- [The task]
Look through the data below for the string "name", and copy every line where it turns up.

- [Records for the exercise]
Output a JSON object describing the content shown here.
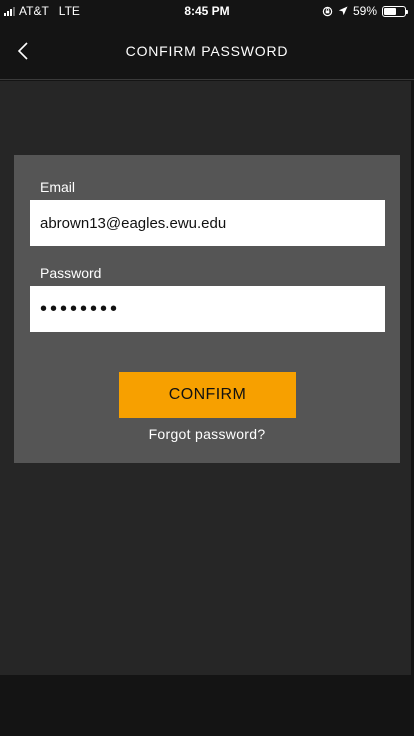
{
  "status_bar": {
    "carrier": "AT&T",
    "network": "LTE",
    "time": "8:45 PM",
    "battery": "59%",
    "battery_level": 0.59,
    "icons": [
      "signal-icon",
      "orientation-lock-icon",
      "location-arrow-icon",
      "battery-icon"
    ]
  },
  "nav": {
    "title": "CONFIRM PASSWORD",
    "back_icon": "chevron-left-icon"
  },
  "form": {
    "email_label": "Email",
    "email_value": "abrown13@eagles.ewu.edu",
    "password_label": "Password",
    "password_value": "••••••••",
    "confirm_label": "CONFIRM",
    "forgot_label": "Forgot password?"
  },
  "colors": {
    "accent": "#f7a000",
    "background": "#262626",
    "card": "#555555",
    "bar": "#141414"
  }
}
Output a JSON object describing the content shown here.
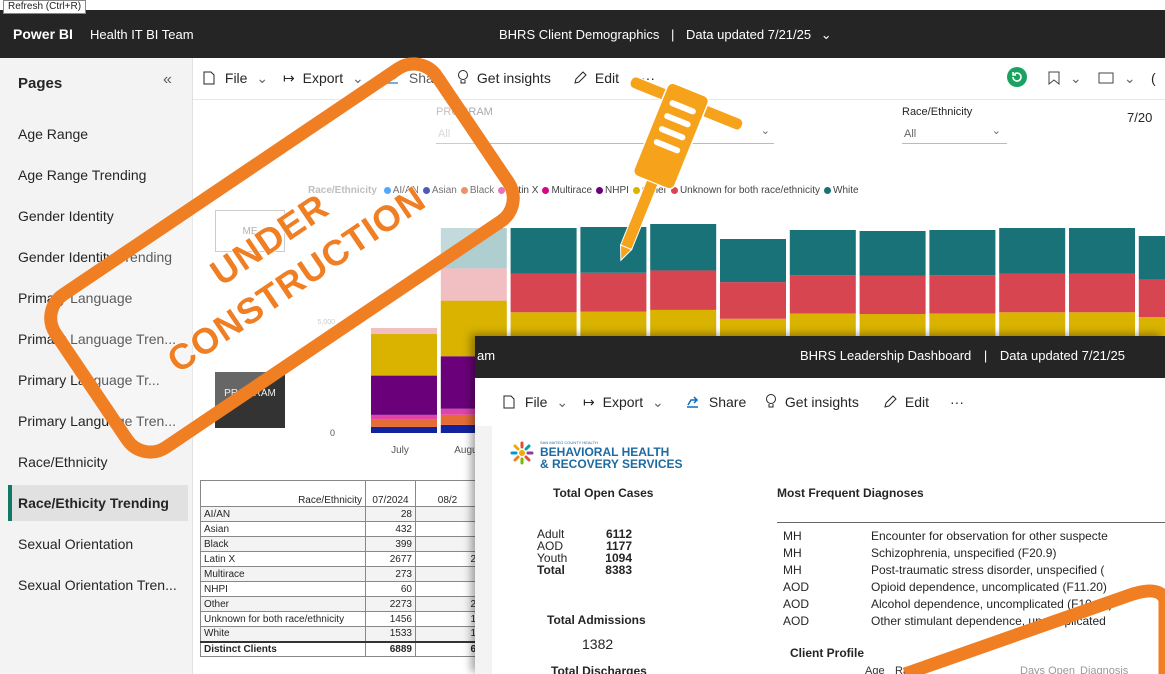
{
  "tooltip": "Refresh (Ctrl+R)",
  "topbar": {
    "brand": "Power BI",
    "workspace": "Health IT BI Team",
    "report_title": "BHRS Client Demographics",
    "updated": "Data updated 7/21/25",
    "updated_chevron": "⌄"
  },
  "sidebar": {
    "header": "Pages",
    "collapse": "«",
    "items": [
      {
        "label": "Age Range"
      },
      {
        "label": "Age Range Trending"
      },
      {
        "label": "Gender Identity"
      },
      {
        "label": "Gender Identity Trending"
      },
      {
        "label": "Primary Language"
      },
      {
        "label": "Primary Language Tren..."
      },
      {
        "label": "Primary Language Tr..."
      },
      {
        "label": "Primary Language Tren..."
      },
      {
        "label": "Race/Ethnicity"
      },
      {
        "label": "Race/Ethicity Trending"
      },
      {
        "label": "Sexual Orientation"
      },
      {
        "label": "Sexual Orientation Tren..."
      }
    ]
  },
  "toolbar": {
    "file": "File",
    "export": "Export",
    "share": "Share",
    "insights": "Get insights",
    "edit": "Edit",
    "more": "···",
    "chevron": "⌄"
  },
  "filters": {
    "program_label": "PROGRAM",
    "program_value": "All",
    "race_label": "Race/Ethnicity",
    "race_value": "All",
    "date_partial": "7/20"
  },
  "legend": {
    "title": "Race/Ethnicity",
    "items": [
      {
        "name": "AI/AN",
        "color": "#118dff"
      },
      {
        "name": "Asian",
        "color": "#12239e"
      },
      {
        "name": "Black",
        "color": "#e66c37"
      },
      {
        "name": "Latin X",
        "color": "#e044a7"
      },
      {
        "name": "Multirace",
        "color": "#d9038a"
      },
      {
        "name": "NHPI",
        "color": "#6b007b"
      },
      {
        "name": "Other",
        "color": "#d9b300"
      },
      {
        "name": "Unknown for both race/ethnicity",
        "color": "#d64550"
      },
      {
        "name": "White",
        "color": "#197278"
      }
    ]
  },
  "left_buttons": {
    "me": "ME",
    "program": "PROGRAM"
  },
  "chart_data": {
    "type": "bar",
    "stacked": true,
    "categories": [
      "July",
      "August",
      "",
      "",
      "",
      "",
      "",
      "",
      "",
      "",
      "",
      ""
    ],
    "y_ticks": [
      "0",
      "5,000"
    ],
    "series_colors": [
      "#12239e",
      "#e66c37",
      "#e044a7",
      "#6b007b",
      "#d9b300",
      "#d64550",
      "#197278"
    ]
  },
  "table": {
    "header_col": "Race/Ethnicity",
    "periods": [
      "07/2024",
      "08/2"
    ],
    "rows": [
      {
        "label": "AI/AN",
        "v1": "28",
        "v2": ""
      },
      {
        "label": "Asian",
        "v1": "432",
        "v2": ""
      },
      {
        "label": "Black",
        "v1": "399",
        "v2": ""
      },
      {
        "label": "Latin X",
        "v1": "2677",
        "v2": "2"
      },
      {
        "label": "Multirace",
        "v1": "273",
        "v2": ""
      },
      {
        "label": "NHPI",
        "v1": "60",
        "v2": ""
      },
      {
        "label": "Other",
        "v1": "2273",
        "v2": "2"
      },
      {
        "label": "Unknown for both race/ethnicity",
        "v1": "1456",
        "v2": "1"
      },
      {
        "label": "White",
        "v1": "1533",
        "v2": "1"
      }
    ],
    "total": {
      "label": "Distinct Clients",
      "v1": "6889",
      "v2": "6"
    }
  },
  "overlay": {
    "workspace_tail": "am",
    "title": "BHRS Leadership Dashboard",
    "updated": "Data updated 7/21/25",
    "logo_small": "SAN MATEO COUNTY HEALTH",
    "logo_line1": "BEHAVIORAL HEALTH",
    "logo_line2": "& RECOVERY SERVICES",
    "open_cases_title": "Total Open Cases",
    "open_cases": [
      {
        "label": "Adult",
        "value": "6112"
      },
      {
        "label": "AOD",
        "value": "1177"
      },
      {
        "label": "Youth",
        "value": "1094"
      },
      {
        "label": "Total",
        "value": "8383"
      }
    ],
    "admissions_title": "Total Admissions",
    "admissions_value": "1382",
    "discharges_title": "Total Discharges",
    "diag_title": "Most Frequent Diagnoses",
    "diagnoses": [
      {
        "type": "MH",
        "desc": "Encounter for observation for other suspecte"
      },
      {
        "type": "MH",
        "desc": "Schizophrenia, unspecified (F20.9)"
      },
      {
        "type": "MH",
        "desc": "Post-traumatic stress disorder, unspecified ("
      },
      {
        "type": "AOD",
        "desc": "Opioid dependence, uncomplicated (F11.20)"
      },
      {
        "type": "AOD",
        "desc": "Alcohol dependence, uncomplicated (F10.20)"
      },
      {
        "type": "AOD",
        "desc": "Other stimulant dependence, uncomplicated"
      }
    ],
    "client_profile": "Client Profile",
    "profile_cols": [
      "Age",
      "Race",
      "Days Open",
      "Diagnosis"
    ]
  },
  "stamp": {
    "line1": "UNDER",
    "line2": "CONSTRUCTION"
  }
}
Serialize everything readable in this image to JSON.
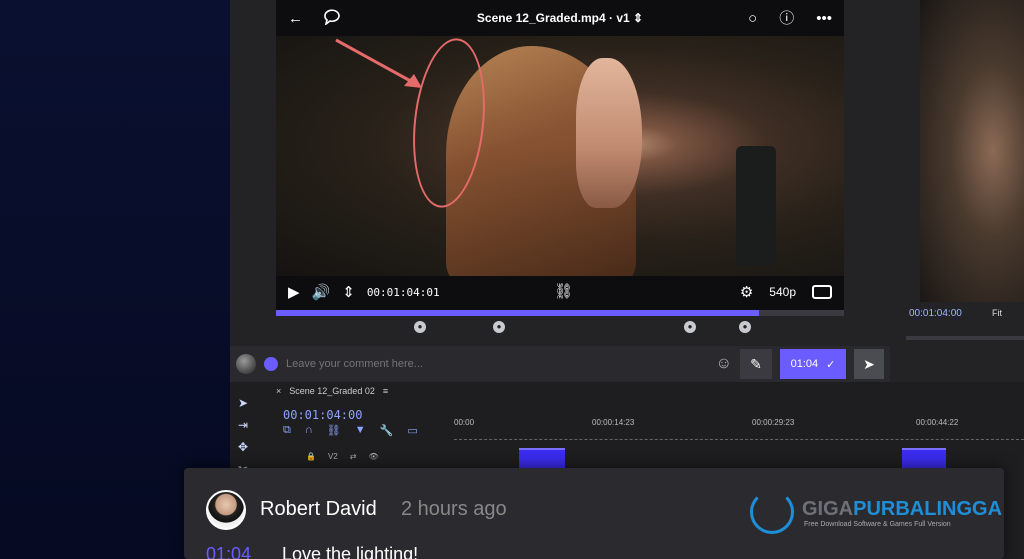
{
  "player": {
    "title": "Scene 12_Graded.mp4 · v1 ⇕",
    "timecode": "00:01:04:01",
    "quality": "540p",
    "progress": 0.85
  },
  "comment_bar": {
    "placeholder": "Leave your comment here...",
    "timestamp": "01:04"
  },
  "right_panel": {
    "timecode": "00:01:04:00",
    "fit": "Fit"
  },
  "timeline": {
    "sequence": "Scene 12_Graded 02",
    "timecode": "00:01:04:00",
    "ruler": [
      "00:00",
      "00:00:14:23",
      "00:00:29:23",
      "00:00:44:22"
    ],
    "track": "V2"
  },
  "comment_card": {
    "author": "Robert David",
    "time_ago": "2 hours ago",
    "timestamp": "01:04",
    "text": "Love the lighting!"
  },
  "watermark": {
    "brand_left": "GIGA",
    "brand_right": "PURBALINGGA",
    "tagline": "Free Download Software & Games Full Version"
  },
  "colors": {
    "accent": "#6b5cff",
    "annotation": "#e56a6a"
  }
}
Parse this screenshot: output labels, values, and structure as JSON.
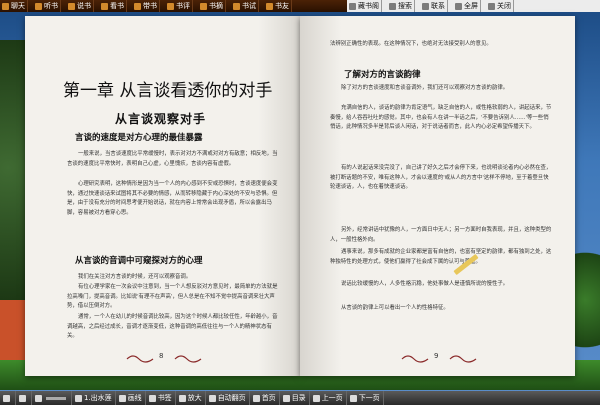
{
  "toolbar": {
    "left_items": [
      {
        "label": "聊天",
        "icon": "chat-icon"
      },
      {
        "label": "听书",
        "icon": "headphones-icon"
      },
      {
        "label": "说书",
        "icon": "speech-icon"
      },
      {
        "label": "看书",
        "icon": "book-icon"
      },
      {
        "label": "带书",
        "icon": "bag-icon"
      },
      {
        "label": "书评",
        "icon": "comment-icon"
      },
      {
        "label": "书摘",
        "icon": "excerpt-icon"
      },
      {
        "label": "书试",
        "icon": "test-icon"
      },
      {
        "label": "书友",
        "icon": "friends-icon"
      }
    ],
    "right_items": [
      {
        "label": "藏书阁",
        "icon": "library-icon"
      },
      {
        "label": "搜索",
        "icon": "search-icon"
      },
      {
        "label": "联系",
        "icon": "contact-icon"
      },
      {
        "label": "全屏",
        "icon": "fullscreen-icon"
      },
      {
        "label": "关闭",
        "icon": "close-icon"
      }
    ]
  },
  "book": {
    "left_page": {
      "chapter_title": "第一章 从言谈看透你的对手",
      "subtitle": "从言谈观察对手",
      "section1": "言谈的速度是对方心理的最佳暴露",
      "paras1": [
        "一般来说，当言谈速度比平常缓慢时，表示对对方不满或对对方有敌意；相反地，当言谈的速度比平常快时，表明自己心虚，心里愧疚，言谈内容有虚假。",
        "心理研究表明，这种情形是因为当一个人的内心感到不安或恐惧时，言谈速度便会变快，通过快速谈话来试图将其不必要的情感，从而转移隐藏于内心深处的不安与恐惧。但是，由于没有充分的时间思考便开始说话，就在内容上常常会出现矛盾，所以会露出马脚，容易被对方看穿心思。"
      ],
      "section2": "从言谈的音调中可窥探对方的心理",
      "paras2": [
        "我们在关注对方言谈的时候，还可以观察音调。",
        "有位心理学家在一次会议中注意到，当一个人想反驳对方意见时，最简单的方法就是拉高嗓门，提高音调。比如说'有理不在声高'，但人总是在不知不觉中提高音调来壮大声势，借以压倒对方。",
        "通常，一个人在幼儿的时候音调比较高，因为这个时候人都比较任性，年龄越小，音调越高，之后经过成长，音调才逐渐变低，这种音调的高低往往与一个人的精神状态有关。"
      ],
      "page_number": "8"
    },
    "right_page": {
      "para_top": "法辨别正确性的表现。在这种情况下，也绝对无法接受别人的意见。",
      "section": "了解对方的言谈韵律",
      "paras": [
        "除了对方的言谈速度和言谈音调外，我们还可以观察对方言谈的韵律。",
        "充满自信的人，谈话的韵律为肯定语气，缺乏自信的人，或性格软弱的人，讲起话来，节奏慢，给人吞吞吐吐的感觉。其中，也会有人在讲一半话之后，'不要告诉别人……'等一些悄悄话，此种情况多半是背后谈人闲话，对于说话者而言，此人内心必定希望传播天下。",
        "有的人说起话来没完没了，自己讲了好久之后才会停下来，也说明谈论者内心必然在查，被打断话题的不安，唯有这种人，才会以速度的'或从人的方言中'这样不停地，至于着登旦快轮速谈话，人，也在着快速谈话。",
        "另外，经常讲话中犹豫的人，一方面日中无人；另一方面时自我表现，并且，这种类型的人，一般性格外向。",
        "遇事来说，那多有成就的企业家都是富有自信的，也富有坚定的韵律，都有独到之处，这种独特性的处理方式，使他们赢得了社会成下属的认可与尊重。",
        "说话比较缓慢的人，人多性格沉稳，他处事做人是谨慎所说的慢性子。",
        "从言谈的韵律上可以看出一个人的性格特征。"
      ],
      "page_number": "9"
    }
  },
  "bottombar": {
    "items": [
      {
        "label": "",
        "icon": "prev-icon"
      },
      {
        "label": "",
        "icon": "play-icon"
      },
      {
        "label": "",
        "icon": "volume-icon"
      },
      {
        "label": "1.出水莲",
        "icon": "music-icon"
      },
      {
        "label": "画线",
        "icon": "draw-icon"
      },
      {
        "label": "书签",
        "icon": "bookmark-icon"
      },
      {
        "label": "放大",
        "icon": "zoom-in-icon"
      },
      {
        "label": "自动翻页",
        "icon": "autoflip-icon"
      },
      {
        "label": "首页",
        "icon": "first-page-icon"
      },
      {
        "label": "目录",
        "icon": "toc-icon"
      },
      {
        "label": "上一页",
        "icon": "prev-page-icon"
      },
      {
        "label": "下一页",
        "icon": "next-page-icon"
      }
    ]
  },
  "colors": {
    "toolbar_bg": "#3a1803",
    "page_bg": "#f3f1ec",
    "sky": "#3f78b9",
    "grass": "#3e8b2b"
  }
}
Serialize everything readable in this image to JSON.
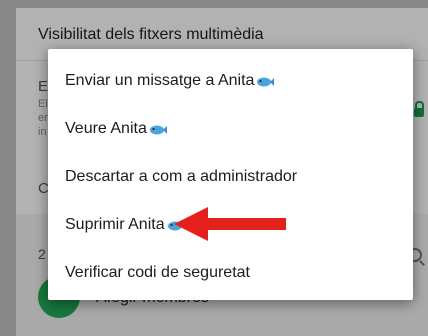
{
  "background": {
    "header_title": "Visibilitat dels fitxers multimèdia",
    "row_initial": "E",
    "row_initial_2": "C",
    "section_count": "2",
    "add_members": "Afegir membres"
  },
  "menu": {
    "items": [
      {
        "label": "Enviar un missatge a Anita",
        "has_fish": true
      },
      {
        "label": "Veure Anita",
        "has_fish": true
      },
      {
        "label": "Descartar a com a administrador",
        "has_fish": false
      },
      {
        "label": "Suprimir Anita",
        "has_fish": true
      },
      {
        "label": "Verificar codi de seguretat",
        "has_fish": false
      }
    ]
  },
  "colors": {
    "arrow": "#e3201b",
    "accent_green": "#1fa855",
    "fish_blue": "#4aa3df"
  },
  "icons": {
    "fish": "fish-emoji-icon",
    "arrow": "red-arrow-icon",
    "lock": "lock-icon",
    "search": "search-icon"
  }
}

- [Answer space]
        "name": "AI/AN",
        "name": "Asian",
        "name": "Black",
        "name": "Latin X",
        "name": "Multirace",
        "name": "NHPI",
        "name": "Other",
        "name": "Unknown for both race/ethnicity",
        "name": "White",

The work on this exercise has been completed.